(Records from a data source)
--- START ---

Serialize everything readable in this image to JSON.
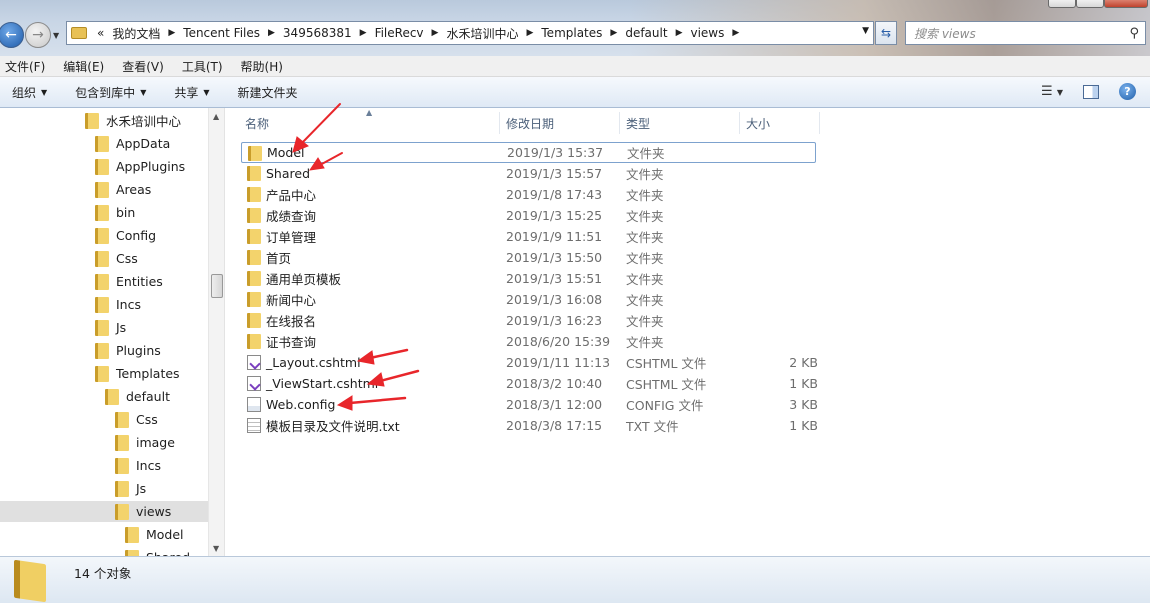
{
  "address": {
    "crumbs": [
      "我的文档",
      "Tencent Files",
      "349568381",
      "FileRecv",
      "水禾培训中心",
      "Templates",
      "default",
      "views"
    ],
    "overflow": "«"
  },
  "search": {
    "placeholder": "搜索 views"
  },
  "menu": [
    "文件(F)",
    "编辑(E)",
    "查看(V)",
    "工具(T)",
    "帮助(H)"
  ],
  "toolbar": {
    "organize": "组织",
    "include_library": "包含到库中",
    "share": "共享",
    "new_folder": "新建文件夹"
  },
  "tree": [
    {
      "label": "水禾培训中心",
      "level": 0
    },
    {
      "label": "AppData",
      "level": 1
    },
    {
      "label": "AppPlugins",
      "level": 1
    },
    {
      "label": "Areas",
      "level": 1
    },
    {
      "label": "bin",
      "level": 1
    },
    {
      "label": "Config",
      "level": 1
    },
    {
      "label": "Css",
      "level": 1
    },
    {
      "label": "Entities",
      "level": 1
    },
    {
      "label": "Incs",
      "level": 1
    },
    {
      "label": "Js",
      "level": 1
    },
    {
      "label": "Plugins",
      "level": 1
    },
    {
      "label": "Templates",
      "level": 1
    },
    {
      "label": "default",
      "level": 2
    },
    {
      "label": "Css",
      "level": 3
    },
    {
      "label": "image",
      "level": 3
    },
    {
      "label": "Incs",
      "level": 3
    },
    {
      "label": "Js",
      "level": 3
    },
    {
      "label": "views",
      "level": 3,
      "selected": true
    },
    {
      "label": "Model",
      "level": 4
    },
    {
      "label": "Shared",
      "level": 4
    }
  ],
  "columns": {
    "name": "名称",
    "date": "修改日期",
    "type": "类型",
    "size": "大小"
  },
  "files": [
    {
      "name": "Model",
      "date": "2019/1/3 15:37",
      "type": "文件夹",
      "size": "",
      "icon": "folder"
    },
    {
      "name": "Shared",
      "date": "2019/1/3 15:57",
      "type": "文件夹",
      "size": "",
      "icon": "folder"
    },
    {
      "name": "产品中心",
      "date": "2019/1/8 17:43",
      "type": "文件夹",
      "size": "",
      "icon": "folder"
    },
    {
      "name": "成绩查询",
      "date": "2019/1/3 15:25",
      "type": "文件夹",
      "size": "",
      "icon": "folder"
    },
    {
      "name": "订单管理",
      "date": "2019/1/9 11:51",
      "type": "文件夹",
      "size": "",
      "icon": "folder"
    },
    {
      "name": "首页",
      "date": "2019/1/3 15:50",
      "type": "文件夹",
      "size": "",
      "icon": "folder"
    },
    {
      "name": "通用单页模板",
      "date": "2019/1/3 15:51",
      "type": "文件夹",
      "size": "",
      "icon": "folder"
    },
    {
      "name": "新闻中心",
      "date": "2019/1/3 16:08",
      "type": "文件夹",
      "size": "",
      "icon": "folder"
    },
    {
      "name": "在线报名",
      "date": "2019/1/3 16:23",
      "type": "文件夹",
      "size": "",
      "icon": "folder"
    },
    {
      "name": "证书查询",
      "date": "2018/6/20 15:39",
      "type": "文件夹",
      "size": "",
      "icon": "folder"
    },
    {
      "name": "_Layout.cshtml",
      "date": "2019/1/11 11:13",
      "type": "CSHTML 文件",
      "size": "2 KB",
      "icon": "cshtml"
    },
    {
      "name": "_ViewStart.cshtml",
      "date": "2018/3/2 10:40",
      "type": "CSHTML 文件",
      "size": "1 KB",
      "icon": "cshtml"
    },
    {
      "name": "Web.config",
      "date": "2018/3/1 12:00",
      "type": "CONFIG 文件",
      "size": "3 KB",
      "icon": "config"
    },
    {
      "name": "模板目录及文件说明.txt",
      "date": "2018/3/8 17:15",
      "type": "TXT 文件",
      "size": "1 KB",
      "icon": "txt"
    }
  ],
  "status": {
    "count_text": "14 个对象"
  },
  "colors": {
    "annotation_arrow": "#e8262b",
    "selection_border": "#7da2ce"
  }
}
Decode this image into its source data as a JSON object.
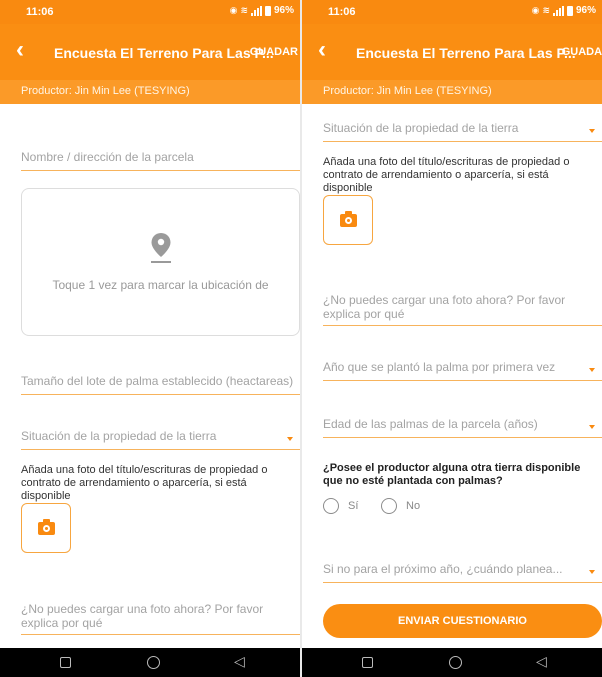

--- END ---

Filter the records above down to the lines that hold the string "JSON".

Task output:
Serialize everything readable in this image to JSON.
Decode this image into its source data as a JSON object.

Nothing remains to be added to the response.